====== INFORMATION SHOWN
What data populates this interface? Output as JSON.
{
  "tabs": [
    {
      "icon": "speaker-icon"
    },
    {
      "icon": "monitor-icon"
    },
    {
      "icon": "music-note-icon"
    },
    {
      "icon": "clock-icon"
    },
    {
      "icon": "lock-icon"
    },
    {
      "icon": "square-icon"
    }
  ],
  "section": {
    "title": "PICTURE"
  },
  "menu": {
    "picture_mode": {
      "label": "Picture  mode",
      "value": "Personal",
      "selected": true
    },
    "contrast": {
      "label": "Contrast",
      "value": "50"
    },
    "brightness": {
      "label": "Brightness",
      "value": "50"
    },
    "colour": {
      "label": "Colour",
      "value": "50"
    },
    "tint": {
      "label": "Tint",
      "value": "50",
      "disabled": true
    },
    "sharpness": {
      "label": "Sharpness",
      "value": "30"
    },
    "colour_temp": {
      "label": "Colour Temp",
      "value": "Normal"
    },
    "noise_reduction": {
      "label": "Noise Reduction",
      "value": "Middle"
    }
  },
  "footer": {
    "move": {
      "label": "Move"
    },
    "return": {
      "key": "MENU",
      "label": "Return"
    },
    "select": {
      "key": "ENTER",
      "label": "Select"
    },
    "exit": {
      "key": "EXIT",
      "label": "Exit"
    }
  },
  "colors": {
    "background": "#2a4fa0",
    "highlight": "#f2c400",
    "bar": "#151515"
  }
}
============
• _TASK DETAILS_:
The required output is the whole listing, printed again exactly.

• _SOLUTION TO THE EXERCISE_:
What data populates this interface? Output as JSON.
{
  "tabs": [
    {
      "icon": "speaker-icon"
    },
    {
      "icon": "monitor-icon"
    },
    {
      "icon": "music-note-icon"
    },
    {
      "icon": "clock-icon"
    },
    {
      "icon": "lock-icon"
    },
    {
      "icon": "square-icon"
    }
  ],
  "section": {
    "title": "PICTURE"
  },
  "menu": {
    "picture_mode": {
      "label": "Picture  mode",
      "value": "Personal",
      "selected": true
    },
    "contrast": {
      "label": "Contrast",
      "value": "50"
    },
    "brightness": {
      "label": "Brightness",
      "value": "50"
    },
    "colour": {
      "label": "Colour",
      "value": "50"
    },
    "tint": {
      "label": "Tint",
      "value": "50",
      "disabled": true
    },
    "sharpness": {
      "label": "Sharpness",
      "value": "30"
    },
    "colour_temp": {
      "label": "Colour Temp",
      "value": "Normal"
    },
    "noise_reduction": {
      "label": "Noise Reduction",
      "value": "Middle"
    }
  },
  "footer": {
    "move": {
      "label": "Move"
    },
    "return": {
      "key": "MENU",
      "label": "Return"
    },
    "select": {
      "key": "ENTER",
      "label": "Select"
    },
    "exit": {
      "key": "EXIT",
      "label": "Exit"
    }
  },
  "colors": {
    "background": "#2a4fa0",
    "highlight": "#f2c400",
    "bar": "#151515"
  }
}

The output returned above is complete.